Esther Whieldon: I would say that each region and each grid system has its own challenges. Like we were talking earlier about, you know, the challenges that the East Coast face and all of that. All of the systems are aging. And then we also have one other thing I didn't talk about, which is market dynamics. So. The influx of cheap, natural gas, thanks to increased hydraulic fracturing combined with lower costs of wind and solar power has really driven a fundamental shift in the power mix away from coal-fired power plants that are shutting down. And we're even seeing some nuclear plants that, you know, were always the standbys. Some of them are having a hard time keeping up financially and turning to states for incentives to keep them afloat. And to add to that, an increasing number of States are getting clean energy requirements or even setting like New York and California, like net zero goals that are further driving the changes. There's a real discussion being had about the extent to which we need to keep fossil fuels around, to maintain grid reliability, but also like what California is experiencing and how technologies like battery storage can fill that gap. And this is creating a big power struggle between the states and the federal government.

Nathan Hunt: In your article, you used the term apocalyptic to describe the haze covering much of the Western United States. I assume you were speaking metaphorically, but do you believe we are in a moment of transition, not towards the apocalypse, but towards new and unrecognizable patterns of weather and risk?

Esther Whieldon: Well, first of all, I'll say that my colleague, Garrett, who is experiencing the wildfire smoke firsthand was the one that picked that word. And I felt like he had every right to do so since he was seeing it firsthand. I think to your broader question, climate change is definitely creating a new normal of there not being anything normal or static for companies. The wildfires are really just one stark example of the kind of impact we're going to see how climate change threatens nearly every part of our economy. And some of the most extreme effects of global warming are coming decades sooner than scientists expected. Every time I talk to a scientist, they say, we knew this was coming, but we didn't know it was going to happen this fast. And the problem with that is it means we have less time to prepare than some might think. And when you have less time to prepare the costs of adapting and changing, get bigger. And if you don't plan. Bigger and over the long term and think about those risks that are coming. The cost just increased. A major global effort is needed. We're not seeing it happen at the scale that's needed. And scientists have said, you know, we're pretty close to the tipping point in some ways of nature, just not being able to recover. One of the, sort of the myths around climate change is that once you reduce emissions, everything goes back to normal. If you've ever paid attention to anything in nature, nature doesn't change overnight, right. It takes time. And these things that built up over time. And so the sooner we can address this, the sooner nature can start to heal and the sooner things can get closer to normal.

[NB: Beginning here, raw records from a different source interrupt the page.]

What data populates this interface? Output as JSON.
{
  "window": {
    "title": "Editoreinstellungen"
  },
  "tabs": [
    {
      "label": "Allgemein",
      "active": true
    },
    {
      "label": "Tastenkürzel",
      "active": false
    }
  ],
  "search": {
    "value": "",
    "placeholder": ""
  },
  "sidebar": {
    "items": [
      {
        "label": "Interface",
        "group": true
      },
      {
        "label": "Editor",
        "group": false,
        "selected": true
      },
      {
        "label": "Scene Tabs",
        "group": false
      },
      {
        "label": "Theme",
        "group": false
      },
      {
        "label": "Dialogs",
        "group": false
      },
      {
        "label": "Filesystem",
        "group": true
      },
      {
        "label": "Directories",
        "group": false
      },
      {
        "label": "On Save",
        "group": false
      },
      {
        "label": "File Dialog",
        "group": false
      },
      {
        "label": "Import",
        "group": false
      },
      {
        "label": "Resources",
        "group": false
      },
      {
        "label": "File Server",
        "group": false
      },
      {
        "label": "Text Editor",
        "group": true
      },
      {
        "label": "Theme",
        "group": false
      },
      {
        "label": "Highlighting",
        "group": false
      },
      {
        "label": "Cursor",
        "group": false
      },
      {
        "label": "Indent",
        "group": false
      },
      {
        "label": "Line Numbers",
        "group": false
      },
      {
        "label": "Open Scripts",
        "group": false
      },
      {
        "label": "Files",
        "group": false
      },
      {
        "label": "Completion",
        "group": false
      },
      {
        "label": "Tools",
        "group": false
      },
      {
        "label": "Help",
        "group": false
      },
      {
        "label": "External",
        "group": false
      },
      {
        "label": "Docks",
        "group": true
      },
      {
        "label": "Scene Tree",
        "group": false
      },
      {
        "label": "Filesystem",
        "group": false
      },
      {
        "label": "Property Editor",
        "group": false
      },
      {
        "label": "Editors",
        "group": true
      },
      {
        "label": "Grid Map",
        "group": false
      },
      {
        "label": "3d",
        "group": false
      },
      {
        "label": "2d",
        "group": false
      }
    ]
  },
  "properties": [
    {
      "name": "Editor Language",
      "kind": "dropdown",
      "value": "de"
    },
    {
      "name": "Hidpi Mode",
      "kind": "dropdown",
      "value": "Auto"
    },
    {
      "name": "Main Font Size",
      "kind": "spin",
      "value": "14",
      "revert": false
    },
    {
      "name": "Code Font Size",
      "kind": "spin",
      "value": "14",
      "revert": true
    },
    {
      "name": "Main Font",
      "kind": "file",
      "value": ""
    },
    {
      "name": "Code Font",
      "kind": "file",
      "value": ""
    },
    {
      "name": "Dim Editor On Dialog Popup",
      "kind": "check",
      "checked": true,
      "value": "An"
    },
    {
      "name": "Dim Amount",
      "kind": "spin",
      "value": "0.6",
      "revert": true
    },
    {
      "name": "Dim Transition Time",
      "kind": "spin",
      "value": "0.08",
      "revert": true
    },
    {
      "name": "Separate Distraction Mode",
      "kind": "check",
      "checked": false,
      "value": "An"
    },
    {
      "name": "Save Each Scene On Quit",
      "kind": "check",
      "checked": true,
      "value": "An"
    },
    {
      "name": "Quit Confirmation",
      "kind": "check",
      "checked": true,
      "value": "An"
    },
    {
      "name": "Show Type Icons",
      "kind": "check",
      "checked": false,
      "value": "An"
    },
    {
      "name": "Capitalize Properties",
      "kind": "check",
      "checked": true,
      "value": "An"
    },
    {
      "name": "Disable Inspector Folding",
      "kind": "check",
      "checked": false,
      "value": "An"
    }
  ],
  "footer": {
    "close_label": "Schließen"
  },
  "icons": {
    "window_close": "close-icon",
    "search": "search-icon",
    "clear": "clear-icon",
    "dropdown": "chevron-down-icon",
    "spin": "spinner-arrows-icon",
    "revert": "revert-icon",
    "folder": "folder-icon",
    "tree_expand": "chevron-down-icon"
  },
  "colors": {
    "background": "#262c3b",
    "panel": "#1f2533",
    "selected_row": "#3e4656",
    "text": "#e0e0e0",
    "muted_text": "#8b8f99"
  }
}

Nathan Hunt: Thank you for listening to the Essential Podcast from S&P Global. To hear more from Esther, please subscribe and listen to the ESG Insider Podcast, available on your favorite podcast platform.

The Essential Podcast is edited and produced by Molly Mintz.